Walled Gardens

My ex-colleague John Howard just added a great comment to Andrew McAfee's post on Enterprise 2.0:

I think your worries over walled gardens are over cautious. These sorts of tools (if you choose the right ones!) all produce RSS and are driven through a browser. Data no longer sits in a database hidden behind an opaque data access layer, it’s available as RSS and URLs, and can be linked too. To really make this stuff fly in an organisation you need an aggregation tool to close the loop.

We were lucky in the BBC to be given our head and fully subscribed to the old adage ‘it’s better to ask for forgiveness than permission’ (disclosure: I built and managed the systems in the BBC with Euan).

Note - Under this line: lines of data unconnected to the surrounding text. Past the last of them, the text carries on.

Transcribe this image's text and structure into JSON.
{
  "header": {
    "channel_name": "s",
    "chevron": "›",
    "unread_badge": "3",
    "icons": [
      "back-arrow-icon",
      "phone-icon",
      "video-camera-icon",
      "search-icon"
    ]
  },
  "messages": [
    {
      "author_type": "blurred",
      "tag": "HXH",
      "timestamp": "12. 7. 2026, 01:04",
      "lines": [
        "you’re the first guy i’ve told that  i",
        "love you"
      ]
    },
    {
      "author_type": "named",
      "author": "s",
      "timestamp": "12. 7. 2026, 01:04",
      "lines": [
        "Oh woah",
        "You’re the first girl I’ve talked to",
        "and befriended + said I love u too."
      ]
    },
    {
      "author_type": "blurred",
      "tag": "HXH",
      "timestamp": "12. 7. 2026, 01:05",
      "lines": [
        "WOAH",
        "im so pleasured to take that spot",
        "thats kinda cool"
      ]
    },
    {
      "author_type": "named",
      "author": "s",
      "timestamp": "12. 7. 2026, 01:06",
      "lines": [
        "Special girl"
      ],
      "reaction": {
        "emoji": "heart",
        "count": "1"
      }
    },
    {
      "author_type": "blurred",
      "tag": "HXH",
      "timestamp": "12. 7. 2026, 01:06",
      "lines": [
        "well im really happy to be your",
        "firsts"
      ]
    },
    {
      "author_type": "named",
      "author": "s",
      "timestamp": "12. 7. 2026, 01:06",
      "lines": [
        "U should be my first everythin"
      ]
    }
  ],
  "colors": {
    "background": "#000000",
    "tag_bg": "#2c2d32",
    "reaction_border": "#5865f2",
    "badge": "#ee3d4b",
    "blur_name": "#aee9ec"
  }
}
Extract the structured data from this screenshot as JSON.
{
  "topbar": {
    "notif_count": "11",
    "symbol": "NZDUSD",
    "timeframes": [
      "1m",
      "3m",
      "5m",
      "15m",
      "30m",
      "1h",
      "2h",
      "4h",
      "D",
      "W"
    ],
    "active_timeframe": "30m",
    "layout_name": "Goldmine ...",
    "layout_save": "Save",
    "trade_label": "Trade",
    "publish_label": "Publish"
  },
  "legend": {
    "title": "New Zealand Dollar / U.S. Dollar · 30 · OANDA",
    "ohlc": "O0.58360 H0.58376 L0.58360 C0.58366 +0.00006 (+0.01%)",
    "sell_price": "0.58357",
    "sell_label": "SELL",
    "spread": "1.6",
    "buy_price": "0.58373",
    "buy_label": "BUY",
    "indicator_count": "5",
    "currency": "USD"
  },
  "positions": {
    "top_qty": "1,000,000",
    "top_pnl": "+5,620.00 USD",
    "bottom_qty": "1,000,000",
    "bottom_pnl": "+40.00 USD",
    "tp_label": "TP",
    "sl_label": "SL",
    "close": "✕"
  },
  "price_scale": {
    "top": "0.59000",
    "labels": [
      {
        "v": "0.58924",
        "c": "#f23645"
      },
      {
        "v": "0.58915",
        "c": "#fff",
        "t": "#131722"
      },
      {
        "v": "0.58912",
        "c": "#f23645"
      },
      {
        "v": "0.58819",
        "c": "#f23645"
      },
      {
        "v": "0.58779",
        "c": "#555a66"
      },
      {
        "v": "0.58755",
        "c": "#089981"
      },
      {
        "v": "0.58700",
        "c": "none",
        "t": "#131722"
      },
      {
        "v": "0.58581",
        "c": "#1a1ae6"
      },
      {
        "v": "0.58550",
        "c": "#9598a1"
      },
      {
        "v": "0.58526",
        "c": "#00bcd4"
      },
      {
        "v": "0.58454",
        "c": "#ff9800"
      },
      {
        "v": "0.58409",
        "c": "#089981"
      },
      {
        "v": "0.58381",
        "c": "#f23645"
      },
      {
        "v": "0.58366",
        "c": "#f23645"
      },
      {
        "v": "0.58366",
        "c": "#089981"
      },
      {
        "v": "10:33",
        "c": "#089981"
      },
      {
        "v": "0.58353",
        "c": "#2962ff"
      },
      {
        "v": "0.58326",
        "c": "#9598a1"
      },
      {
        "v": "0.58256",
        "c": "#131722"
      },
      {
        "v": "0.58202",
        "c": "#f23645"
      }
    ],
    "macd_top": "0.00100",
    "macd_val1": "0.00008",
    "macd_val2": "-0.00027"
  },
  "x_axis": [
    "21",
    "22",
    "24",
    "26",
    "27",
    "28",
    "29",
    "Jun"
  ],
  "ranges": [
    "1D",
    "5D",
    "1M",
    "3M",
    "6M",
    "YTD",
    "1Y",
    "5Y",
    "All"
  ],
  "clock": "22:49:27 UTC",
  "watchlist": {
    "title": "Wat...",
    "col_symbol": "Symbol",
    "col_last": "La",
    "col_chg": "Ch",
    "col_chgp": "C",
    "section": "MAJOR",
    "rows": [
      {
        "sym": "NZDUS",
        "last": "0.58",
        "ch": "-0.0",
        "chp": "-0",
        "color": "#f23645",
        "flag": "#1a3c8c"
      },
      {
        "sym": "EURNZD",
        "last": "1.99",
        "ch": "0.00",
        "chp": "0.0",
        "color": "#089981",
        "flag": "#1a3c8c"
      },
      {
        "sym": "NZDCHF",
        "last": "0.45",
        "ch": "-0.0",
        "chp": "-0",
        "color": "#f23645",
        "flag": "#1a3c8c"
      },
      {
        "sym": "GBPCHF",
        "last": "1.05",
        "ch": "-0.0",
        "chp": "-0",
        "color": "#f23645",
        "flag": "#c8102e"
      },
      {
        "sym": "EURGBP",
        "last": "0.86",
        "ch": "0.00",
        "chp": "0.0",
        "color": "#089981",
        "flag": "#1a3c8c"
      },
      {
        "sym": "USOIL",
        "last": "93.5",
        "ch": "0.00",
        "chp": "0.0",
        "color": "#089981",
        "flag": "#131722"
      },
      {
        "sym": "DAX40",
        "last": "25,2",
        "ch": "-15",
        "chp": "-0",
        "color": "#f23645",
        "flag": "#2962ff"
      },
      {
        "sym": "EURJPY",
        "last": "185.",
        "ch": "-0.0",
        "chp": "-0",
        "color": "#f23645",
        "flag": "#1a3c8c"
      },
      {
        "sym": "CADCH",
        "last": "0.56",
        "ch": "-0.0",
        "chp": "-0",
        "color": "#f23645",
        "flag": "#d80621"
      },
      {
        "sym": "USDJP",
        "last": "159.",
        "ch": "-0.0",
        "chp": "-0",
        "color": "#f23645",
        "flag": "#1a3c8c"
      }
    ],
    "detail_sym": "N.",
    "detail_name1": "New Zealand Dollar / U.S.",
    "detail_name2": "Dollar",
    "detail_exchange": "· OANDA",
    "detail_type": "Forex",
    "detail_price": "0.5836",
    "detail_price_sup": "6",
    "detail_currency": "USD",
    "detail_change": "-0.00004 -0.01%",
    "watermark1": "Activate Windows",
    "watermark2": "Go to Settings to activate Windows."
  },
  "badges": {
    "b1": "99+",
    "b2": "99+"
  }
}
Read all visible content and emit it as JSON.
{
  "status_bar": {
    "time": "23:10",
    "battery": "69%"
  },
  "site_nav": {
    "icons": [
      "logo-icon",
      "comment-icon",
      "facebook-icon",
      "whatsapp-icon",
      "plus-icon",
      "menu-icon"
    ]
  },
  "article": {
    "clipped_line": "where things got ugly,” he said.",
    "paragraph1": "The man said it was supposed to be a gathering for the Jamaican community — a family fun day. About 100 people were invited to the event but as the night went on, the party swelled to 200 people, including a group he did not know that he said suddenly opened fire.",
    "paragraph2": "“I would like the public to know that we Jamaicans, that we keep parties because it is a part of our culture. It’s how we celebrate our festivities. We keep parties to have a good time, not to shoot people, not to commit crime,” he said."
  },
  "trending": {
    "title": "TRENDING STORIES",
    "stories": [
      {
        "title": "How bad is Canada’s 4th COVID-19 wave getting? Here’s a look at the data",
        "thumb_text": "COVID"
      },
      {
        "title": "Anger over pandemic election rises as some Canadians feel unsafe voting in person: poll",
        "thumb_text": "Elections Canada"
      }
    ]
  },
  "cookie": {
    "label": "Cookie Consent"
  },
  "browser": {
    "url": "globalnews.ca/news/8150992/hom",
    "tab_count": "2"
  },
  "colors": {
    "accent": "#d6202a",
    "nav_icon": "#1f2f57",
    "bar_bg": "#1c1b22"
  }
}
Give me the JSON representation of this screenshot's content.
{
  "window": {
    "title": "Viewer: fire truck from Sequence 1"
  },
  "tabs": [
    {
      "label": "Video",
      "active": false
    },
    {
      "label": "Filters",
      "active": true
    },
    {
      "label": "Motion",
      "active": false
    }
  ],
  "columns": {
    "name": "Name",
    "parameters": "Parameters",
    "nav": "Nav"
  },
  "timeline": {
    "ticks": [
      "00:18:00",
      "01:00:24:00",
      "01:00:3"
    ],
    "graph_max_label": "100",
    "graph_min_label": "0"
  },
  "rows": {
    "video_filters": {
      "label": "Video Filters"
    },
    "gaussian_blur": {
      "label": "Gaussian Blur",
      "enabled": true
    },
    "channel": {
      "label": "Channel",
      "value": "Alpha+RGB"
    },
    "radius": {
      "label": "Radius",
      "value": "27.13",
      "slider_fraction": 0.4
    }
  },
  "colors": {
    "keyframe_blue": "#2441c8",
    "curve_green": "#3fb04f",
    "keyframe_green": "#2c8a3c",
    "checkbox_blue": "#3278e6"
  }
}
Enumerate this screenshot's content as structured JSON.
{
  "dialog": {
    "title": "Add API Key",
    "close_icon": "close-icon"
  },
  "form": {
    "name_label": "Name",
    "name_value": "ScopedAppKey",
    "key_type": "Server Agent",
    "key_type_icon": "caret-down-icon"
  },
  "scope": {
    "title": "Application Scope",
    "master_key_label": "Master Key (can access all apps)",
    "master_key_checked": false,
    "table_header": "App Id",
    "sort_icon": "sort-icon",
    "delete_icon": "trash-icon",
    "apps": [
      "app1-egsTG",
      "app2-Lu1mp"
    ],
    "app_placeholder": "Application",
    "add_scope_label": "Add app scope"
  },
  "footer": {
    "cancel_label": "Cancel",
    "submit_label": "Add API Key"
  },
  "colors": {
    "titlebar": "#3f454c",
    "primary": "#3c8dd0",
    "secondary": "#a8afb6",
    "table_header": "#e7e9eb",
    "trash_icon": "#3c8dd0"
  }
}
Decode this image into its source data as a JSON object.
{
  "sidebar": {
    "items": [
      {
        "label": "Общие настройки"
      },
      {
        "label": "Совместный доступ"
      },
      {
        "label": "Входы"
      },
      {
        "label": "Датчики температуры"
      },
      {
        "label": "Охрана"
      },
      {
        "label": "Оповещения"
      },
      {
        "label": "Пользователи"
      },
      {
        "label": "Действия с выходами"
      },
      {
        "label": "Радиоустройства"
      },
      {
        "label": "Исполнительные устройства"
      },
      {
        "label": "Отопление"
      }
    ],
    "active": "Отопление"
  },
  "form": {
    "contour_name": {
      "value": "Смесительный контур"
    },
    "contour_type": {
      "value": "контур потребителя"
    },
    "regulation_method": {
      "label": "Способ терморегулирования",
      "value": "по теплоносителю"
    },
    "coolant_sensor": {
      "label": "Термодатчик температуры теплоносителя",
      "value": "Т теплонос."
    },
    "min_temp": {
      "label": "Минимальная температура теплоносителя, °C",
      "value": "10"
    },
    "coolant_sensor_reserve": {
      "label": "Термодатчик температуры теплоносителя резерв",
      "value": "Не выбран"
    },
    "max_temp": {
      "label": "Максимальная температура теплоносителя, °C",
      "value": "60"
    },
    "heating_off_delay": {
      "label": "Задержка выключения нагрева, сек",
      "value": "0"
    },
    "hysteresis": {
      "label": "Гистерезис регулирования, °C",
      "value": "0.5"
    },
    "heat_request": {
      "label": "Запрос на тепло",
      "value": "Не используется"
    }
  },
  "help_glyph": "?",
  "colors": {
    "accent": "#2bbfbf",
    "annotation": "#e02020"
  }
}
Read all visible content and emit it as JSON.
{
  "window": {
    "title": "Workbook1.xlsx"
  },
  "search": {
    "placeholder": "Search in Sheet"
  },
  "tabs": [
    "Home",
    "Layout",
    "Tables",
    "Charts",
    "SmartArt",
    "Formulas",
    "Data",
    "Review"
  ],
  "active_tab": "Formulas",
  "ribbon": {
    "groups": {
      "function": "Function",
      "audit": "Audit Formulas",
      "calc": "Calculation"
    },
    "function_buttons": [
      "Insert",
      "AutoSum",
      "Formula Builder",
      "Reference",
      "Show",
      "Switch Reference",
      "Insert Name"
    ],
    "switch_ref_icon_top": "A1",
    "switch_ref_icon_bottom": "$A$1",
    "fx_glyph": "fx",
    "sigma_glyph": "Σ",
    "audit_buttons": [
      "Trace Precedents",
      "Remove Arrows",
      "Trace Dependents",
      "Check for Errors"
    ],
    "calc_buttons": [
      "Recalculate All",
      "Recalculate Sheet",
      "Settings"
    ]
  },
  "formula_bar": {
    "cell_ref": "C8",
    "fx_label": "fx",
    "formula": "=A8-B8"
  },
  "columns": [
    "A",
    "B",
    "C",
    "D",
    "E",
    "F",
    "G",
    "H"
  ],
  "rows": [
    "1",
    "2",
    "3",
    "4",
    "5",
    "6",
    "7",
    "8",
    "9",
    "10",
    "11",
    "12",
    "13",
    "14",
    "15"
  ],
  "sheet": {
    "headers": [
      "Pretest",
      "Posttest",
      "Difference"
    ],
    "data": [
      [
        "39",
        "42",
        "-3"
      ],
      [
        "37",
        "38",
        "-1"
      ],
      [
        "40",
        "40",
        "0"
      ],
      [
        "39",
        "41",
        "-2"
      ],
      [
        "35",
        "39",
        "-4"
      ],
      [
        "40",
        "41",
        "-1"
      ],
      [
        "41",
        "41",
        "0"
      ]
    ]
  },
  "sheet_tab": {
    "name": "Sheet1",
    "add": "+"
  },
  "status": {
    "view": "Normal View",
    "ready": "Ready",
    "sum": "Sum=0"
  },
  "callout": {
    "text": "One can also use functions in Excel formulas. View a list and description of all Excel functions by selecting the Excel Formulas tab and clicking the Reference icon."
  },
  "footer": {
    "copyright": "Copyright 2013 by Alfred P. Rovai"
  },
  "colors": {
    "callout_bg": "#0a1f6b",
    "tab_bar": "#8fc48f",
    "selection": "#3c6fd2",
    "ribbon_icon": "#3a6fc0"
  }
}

The trouble with top down is that the same old suspects start seeing it as part of their territory; Internal Comms decides there’s a message to be delivered, HR plan a branding exercise and start talking about rolling blogging into your annual performance review and so on. All these associations are guaranteed to be received with suspicion and hostility by staff who just want systems to help them do their job. We saw our job as creating the right initial conditions for this stuff to work, and then gardening like crazy to allow the right ecology to establish. Once you get a senior exec blogging, then you have the right sort of management buy-in.